i changed the words at the bottom to the rest of the lyrics to the song... i thought it would make more sense...


stupid blogger put them backwards... but here are my sketches for the first 3 letters... im not using the painting as my finished product, but as a starting base for these drawings that im going to ink and scan before coloring.... by class i plan to have a few more letters done....

does the B look enough like a B? i feel like its a bit of a stretch...


this is where its at right now, very far from being ready but as you can see i worked with the idea of making the size of the circles represent precentages... next step for me is going to be adding more color.... lots and lots and lots and lots of colors.... also maybe working with the type in the circles a bit....


ive selected my statistics that i want to illustrate, ive also been conceptualizing in terms of ways to show this creatively, possibly with some simple/playful graphic illustrations of each drug....


found some sweet font-ness online.

just click the video so it opens in a new window, its supposed to be more rectangle shape and if you just watch it in here you miss some of it



On March 25, 1983, "Thriller"s popularity reached a larger audience when Jackson debuted "Billie Jean" before a live audience during taping of the tribute special Motown 25: Yesterday, Today, Forever.
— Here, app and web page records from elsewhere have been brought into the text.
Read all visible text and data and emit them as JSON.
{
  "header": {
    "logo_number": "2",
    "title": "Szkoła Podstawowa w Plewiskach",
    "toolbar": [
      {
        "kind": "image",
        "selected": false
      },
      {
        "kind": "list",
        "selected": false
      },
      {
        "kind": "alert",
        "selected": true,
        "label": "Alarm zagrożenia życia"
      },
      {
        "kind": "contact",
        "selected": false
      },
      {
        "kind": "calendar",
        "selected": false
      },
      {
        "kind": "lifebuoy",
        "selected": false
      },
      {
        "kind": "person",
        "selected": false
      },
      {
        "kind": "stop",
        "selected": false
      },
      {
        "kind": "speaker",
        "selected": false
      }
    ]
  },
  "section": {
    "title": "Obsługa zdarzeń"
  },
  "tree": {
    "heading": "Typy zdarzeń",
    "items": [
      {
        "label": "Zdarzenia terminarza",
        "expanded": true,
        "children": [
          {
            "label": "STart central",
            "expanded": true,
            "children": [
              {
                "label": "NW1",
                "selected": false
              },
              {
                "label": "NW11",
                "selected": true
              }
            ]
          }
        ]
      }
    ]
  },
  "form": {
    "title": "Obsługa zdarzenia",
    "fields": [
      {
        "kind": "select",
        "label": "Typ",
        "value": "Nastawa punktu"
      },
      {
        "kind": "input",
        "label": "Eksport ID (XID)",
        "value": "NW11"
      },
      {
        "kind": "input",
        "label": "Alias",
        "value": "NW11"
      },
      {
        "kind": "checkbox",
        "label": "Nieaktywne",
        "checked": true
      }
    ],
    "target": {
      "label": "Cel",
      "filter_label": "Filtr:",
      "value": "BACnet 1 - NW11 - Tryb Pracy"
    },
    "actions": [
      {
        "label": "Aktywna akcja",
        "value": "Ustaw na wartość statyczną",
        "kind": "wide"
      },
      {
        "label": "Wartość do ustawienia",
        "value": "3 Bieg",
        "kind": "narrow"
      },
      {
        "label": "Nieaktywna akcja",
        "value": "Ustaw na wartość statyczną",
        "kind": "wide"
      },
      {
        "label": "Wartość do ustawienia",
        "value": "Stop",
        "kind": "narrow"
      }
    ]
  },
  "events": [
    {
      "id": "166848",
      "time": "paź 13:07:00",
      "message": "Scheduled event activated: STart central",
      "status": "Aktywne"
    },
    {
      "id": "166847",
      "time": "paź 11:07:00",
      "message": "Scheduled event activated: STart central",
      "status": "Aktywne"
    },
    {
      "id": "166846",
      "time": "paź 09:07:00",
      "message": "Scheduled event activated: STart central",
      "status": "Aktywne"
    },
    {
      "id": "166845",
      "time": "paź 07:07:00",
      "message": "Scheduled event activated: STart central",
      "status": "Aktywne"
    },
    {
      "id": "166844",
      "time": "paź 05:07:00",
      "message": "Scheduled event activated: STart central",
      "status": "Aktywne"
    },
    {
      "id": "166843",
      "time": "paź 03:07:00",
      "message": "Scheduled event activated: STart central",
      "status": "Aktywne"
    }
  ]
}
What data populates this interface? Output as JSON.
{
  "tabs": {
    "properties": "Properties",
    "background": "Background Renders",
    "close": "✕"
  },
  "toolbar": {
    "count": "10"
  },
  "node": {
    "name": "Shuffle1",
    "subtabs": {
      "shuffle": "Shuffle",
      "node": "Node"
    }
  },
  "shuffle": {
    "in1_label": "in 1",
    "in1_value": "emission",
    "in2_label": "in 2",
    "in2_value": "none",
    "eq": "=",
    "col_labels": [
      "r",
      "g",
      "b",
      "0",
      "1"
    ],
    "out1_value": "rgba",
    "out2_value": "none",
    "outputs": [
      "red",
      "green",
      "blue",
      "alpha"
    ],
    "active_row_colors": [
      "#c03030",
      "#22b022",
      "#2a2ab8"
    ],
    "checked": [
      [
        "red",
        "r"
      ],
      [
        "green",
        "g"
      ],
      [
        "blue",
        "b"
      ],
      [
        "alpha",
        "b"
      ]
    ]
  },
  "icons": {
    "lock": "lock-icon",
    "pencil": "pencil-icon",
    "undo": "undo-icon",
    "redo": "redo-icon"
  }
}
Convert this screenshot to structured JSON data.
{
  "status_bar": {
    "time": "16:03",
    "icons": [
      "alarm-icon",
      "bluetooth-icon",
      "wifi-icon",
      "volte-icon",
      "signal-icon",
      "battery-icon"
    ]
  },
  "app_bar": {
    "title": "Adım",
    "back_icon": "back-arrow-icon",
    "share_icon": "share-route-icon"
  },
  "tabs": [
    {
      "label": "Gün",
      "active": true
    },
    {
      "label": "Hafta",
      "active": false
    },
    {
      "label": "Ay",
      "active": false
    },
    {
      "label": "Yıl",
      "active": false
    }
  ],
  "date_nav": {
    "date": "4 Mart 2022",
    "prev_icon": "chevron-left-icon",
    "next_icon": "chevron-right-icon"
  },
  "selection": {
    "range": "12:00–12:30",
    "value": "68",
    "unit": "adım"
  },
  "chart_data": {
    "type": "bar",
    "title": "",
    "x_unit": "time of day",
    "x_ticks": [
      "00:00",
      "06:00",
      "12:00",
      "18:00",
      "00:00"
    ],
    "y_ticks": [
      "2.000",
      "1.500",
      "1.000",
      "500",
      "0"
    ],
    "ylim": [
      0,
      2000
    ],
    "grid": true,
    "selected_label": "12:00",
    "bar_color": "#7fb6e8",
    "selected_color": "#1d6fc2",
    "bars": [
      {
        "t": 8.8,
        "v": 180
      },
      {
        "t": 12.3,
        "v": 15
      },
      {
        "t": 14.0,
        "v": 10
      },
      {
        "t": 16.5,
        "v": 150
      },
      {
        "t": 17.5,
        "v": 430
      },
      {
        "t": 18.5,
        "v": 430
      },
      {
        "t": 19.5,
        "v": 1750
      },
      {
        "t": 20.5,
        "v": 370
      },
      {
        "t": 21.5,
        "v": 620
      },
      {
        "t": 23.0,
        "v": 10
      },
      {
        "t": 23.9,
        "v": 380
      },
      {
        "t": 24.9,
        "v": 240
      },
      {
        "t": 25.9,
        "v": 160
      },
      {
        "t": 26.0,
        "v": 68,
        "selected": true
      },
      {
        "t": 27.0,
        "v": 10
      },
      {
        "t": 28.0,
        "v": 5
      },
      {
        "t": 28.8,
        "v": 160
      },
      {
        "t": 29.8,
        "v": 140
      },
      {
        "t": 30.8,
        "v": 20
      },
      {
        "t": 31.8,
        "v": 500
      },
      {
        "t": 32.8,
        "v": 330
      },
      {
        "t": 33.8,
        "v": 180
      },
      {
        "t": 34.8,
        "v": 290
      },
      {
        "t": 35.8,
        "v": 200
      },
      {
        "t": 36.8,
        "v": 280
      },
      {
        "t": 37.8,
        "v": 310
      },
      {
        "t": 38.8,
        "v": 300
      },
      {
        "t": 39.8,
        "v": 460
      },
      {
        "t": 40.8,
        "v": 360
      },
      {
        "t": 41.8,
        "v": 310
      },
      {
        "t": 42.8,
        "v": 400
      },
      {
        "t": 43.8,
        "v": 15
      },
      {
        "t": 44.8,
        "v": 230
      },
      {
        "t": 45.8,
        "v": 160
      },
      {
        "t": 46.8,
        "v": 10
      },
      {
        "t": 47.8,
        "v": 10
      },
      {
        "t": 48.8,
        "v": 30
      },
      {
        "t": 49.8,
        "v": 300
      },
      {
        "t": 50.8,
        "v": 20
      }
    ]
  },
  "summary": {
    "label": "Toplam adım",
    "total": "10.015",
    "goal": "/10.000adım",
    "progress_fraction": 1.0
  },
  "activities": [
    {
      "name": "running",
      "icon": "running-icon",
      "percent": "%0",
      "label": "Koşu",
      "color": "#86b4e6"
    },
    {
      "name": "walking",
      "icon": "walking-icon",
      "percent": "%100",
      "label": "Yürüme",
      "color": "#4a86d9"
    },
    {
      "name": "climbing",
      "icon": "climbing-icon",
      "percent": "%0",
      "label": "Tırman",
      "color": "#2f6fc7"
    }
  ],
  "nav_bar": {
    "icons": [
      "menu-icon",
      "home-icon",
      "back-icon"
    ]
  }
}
Having reunited with the Jackson 5 for a medley of their hits, he remained onstage for a solo performance and as he addressed the crowd they began chanting for "Billie Jean". Dressed in a glittery black jacket, sparkling silver shirt, tight black pants cuffed high to showcase white spangled socks and black penny loafers, and a single sequined glove, Jackson signalled the start of his routine by snapping a black fedora to his head. After doing some kicks with thigh slaps, Jackson signalled the midpoint of the routine by throwing his fedora towards the side of the stage, causing audience members to scream and shout. Finally, when the song was completed, he signalled the end of the routine by pointing at the ceiling before bowing to the audience.

It was during this performance that Jackson also debuted a set of physically complicated dance techniques which included the "Moonwalk" (a name which was dubbed by the media not by Jackson himself). The "moonwalk" followed by a tornado spin and an en pointe stance has since gone on to become Jackson's trademark dance piece, and is virtually synonymous with the song. Ironically, the "moonwalk" is not featured at any point during the music video.

Despite Jackson lip-syncing his song (which he usually does when performing "Billie Jean" due to its exhausting dance moves), the audience rose to their feet giving an ovation, and it is often cited as one of the greatest live performances of all time. This sealed his position as a dance legend up against the likes of Fred Astaire, who called Jackson the next day to congratulate him, and it's also said by many to match the effect on popular culture that Elvis Presley and The Beatles had when they appeared on The Ed Sullivan Show.

Upon its broadcast on May 16, over forty-seven million viewers witnessed Jackson's performance.[8] The immediate result was unprecedented sales of his Thriller album, which as of November 2006 has sold over 104 million copies[9]. The "Billie Jean" single has since sold over 5 million copies worldwide and became Jackson's top-selling single.